About this task> All records are to be printed exactly as they appear.

Start of Block

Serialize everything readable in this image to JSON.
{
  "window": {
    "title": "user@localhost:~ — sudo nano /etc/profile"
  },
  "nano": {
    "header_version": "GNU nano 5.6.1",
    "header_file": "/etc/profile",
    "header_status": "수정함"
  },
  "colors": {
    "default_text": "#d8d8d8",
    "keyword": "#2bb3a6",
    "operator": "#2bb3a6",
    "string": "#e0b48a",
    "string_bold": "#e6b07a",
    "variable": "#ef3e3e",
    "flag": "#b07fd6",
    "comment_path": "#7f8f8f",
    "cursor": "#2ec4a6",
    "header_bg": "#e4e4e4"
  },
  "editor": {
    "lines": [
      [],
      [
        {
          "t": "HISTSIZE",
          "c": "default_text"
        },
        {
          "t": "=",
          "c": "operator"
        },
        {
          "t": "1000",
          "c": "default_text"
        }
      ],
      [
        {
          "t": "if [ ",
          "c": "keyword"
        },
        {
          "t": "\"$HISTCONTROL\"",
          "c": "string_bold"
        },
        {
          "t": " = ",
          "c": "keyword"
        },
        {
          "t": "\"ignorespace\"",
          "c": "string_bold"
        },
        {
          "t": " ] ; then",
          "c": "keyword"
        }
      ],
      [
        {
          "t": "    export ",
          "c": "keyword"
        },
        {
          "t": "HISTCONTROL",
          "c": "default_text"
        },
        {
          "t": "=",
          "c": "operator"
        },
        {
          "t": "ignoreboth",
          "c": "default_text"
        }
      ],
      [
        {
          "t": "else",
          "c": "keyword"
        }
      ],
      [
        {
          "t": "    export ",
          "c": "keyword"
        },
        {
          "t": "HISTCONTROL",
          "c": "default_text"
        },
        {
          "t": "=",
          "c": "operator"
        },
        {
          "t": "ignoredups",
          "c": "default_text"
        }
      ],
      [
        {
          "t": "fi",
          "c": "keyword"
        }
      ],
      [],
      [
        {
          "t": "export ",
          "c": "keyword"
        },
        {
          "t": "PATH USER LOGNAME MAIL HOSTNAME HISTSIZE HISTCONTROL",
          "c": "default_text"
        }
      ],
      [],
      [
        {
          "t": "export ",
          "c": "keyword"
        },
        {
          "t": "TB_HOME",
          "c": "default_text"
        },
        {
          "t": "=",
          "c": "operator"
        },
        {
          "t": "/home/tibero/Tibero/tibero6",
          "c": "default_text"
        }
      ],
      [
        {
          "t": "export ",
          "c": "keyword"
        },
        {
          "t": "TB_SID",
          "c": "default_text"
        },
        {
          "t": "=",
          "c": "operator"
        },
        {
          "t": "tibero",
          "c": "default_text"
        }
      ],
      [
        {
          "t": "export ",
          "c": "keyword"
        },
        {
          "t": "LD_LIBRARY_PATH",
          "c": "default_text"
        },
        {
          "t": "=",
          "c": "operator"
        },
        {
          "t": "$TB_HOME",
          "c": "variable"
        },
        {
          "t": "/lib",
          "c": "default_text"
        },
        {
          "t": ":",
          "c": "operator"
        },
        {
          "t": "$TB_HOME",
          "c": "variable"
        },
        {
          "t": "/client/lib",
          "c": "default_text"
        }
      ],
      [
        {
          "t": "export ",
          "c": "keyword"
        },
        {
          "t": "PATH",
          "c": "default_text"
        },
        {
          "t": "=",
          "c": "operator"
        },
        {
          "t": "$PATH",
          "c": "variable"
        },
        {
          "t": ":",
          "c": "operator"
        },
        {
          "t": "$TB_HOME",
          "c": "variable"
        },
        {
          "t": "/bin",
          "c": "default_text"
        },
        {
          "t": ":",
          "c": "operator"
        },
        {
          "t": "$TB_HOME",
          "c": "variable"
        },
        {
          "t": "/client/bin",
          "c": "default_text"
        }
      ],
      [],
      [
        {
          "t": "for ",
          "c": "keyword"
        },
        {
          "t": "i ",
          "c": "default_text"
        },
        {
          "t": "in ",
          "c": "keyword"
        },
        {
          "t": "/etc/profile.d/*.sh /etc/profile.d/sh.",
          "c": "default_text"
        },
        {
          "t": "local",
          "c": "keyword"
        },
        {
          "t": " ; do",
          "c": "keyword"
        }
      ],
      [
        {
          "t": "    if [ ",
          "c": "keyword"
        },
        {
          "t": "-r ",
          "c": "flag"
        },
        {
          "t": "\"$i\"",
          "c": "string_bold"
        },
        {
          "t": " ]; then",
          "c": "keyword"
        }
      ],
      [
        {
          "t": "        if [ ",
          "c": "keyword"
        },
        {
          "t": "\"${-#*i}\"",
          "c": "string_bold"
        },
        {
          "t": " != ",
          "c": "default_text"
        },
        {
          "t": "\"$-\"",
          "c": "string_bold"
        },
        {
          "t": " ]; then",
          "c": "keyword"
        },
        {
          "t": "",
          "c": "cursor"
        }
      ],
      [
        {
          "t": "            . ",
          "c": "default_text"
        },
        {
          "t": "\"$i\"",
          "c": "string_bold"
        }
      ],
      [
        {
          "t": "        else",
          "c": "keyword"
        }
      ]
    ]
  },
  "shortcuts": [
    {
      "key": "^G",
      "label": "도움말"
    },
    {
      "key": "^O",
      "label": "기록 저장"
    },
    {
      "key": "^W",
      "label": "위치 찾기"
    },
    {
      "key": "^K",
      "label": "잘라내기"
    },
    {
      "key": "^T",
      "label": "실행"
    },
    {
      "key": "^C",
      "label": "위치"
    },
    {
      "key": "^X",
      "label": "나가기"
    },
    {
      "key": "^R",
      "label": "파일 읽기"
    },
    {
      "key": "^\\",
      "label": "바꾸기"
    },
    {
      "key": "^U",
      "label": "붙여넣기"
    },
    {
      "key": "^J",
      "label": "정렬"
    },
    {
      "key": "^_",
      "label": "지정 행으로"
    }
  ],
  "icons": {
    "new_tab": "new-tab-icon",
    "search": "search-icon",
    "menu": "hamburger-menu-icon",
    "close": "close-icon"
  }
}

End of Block

Response>
Serialize everything readable in this image to JSON.
{
  "window": {
    "title": "user@localhost:~ — sudo nano /etc/profile"
  },
  "nano": {
    "header_version": "GNU nano 5.6.1",
    "header_file": "/etc/profile",
    "header_status": "수정함"
  },
  "colors": {
    "default_text": "#d8d8d8",
    "keyword": "#2bb3a6",
    "operator": "#2bb3a6",
    "string": "#e0b48a",
    "string_bold": "#e6b07a",
    "variable": "#ef3e3e",
    "flag": "#b07fd6",
    "comment_path": "#7f8f8f",
    "cursor": "#2ec4a6",
    "header_bg": "#e4e4e4"
  },
  "editor": {
    "lines": [
      [],
      [
        {
          "t": "HISTSIZE",
          "c": "default_text"
        },
        {
          "t": "=",
          "c": "operator"
        },
        {
          "t": "1000",
          "c": "default_text"
        }
      ],
      [
        {
          "t": "if [ ",
          "c": "keyword"
        },
        {
          "t": "\"$HISTCONTROL\"",
          "c": "string_bold"
        },
        {
          "t": " = ",
          "c": "keyword"
        },
        {
          "t": "\"ignorespace\"",
          "c": "string_bold"
        },
        {
          "t": " ] ; then",
          "c": "keyword"
        }
      ],
      [
        {
          "t": "    export ",
          "c": "keyword"
        },
        {
          "t": "HISTCONTROL",
          "c": "default_text"
        },
        {
          "t": "=",
          "c": "operator"
        },
        {
          "t": "ignoreboth",
          "c": "default_text"
        }
      ],
      [
        {
          "t": "else",
          "c": "keyword"
        }
      ],
      [
        {
          "t": "    export ",
          "c": "keyword"
        },
        {
          "t": "HISTCONTROL",
          "c": "default_text"
        },
        {
          "t": "=",
          "c": "operator"
        },
        {
          "t": "ignoredups",
          "c": "default_text"
        }
      ],
      [
        {
          "t": "fi",
          "c": "keyword"
        }
      ],
      [],
      [
        {
          "t": "export ",
          "c": "keyword"
        },
        {
          "t": "PATH USER LOGNAME MAIL HOSTNAME HISTSIZE HISTCONTROL",
          "c": "default_text"
        }
      ],
      [],
      [
        {
          "t": "export ",
          "c": "keyword"
        },
        {
          "t": "TB_HOME",
          "c": "default_text"
        },
        {
          "t": "=",
          "c": "operator"
        },
        {
          "t": "/home/tibero/Tibero/tibero6",
          "c": "default_text"
        }
      ],
      [
        {
          "t": "export ",
          "c": "keyword"
        },
        {
          "t": "TB_SID",
          "c": "default_text"
        },
        {
          "t": "=",
          "c": "operator"
        },
        {
          "t": "tibero",
          "c": "default_text"
        }
      ],
      [
        {
          "t": "export ",
          "c": "keyword"
        },
        {
          "t": "LD_LIBRARY_PATH",
          "c": "default_text"
        },
        {
          "t": "=",
          "c": "operator"
        },
        {
          "t": "$TB_HOME",
          "c": "variable"
        },
        {
          "t": "/lib",
          "c": "default_text"
        },
        {
          "t": ":",
          "c": "operator"
        },
        {
          "t": "$TB_HOME",
          "c": "variable"
        },
        {
          "t": "/client/lib",
          "c": "default_text"
        }
      ],
      [
        {
          "t": "export ",
          "c": "keyword"
        },
        {
          "t": "PATH",
          "c": "default_text"
        },
        {
          "t": "=",
          "c": "operator"
        },
        {
          "t": "$PATH",
          "c": "variable"
        },
        {
          "t": ":",
          "c": "operator"
        },
        {
          "t": "$TB_HOME",
          "c": "variable"
        },
        {
          "t": "/bin",
          "c": "default_text"
        },
        {
          "t": ":",
          "c": "operator"
        },
        {
          "t": "$TB_HOME",
          "c": "variable"
        },
        {
          "t": "/client/bin",
          "c": "default_text"
        }
      ],
      [],
      [
        {
          "t": "for ",
          "c": "keyword"
        },
        {
          "t": "i ",
          "c": "default_text"
        },
        {
          "t": "in ",
          "c": "keyword"
        },
        {
          "t": "/etc/profile.d/*.sh /etc/profile.d/sh.",
          "c": "default_text"
        },
        {
          "t": "local",
          "c": "keyword"
        },
        {
          "t": " ; do",
          "c": "keyword"
        }
      ],
      [
        {
          "t": "    if [ ",
          "c": "keyword"
        },
        {
          "t": "-r ",
          "c": "flag"
        },
        {
          "t": "\"$i\"",
          "c": "string_bold"
        },
        {
          "t": " ]; then",
          "c": "keyword"
        }
      ],
      [
        {
          "t": "        if [ ",
          "c": "keyword"
        },
        {
          "t": "\"${-#*i}\"",
          "c": "string_bold"
        },
        {
          "t": " != ",
          "c": "default_text"
        },
        {
          "t": "\"$-\"",
          "c": "string_bold"
        },
        {
          "t": " ]; then",
          "c": "keyword"
        },
        {
          "t": "",
          "c": "cursor"
        }
      ],
      [
        {
          "t": "            . ",
          "c": "default_text"
        },
        {
          "t": "\"$i\"",
          "c": "string_bold"
        }
      ],
      [
        {
          "t": "        else",
          "c": "keyword"
        }
      ]
    ]
  },
  "shortcuts": [
    {
      "key": "^G",
      "label": "도움말"
    },
    {
      "key": "^O",
      "label": "기록 저장"
    },
    {
      "key": "^W",
      "label": "위치 찾기"
    },
    {
      "key": "^K",
      "label": "잘라내기"
    },
    {
      "key": "^T",
      "label": "실행"
    },
    {
      "key": "^C",
      "label": "위치"
    },
    {
      "key": "^X",
      "label": "나가기"
    },
    {
      "key": "^R",
      "label": "파일 읽기"
    },
    {
      "key": "^\\",
      "label": "바꾸기"
    },
    {
      "key": "^U",
      "label": "붙여넣기"
    },
    {
      "key": "^J",
      "label": "정렬"
    },
    {
      "key": "^_",
      "label": "지정 행으로"
    }
  ],
  "icons": {
    "new_tab": "new-tab-icon",
    "search": "search-icon",
    "menu": "hamburger-menu-icon",
    "close": "close-icon"
  }
}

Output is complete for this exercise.